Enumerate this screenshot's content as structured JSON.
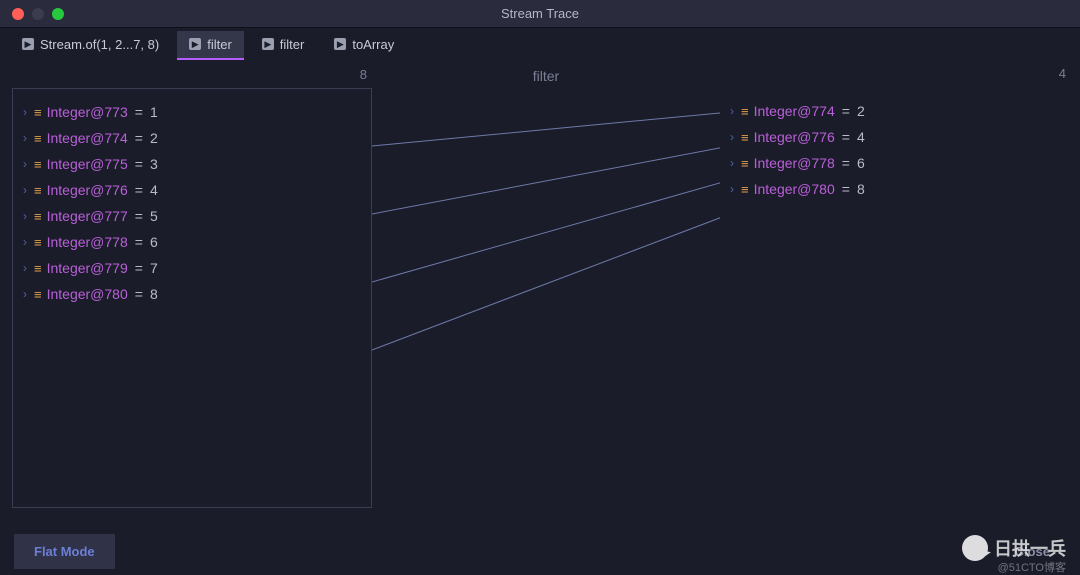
{
  "window": {
    "title": "Stream Trace"
  },
  "tabs": [
    {
      "label": "Stream.of(1, 2...7, 8)",
      "active": false
    },
    {
      "label": "filter",
      "active": true
    },
    {
      "label": "filter",
      "active": false
    },
    {
      "label": "toArray",
      "active": false
    }
  ],
  "left": {
    "count": "8",
    "items": [
      {
        "ref": "Integer@773",
        "value": "1"
      },
      {
        "ref": "Integer@774",
        "value": "2"
      },
      {
        "ref": "Integer@775",
        "value": "3"
      },
      {
        "ref": "Integer@776",
        "value": "4"
      },
      {
        "ref": "Integer@777",
        "value": "5"
      },
      {
        "ref": "Integer@778",
        "value": "6"
      },
      {
        "ref": "Integer@779",
        "value": "7"
      },
      {
        "ref": "Integer@780",
        "value": "8"
      }
    ]
  },
  "mid": {
    "label": "filter"
  },
  "right": {
    "count": "4",
    "items": [
      {
        "ref": "Integer@774",
        "value": "2"
      },
      {
        "ref": "Integer@776",
        "value": "4"
      },
      {
        "ref": "Integer@778",
        "value": "6"
      },
      {
        "ref": "Integer@780",
        "value": "8"
      }
    ]
  },
  "mapping": [
    {
      "from": 1,
      "to": 0
    },
    {
      "from": 3,
      "to": 1
    },
    {
      "from": 5,
      "to": 2
    },
    {
      "from": 7,
      "to": 3
    }
  ],
  "footer": {
    "flat_label": "Flat Mode",
    "close_label": "Close"
  },
  "watermark": {
    "text": "日拱一兵",
    "sub": "@51CTO博客"
  },
  "eq": "="
}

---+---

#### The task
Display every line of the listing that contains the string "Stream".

#### Output of the exercise
    "title": "Stream Trace"
      "label": "Stream.of(1, 2...7, 8)",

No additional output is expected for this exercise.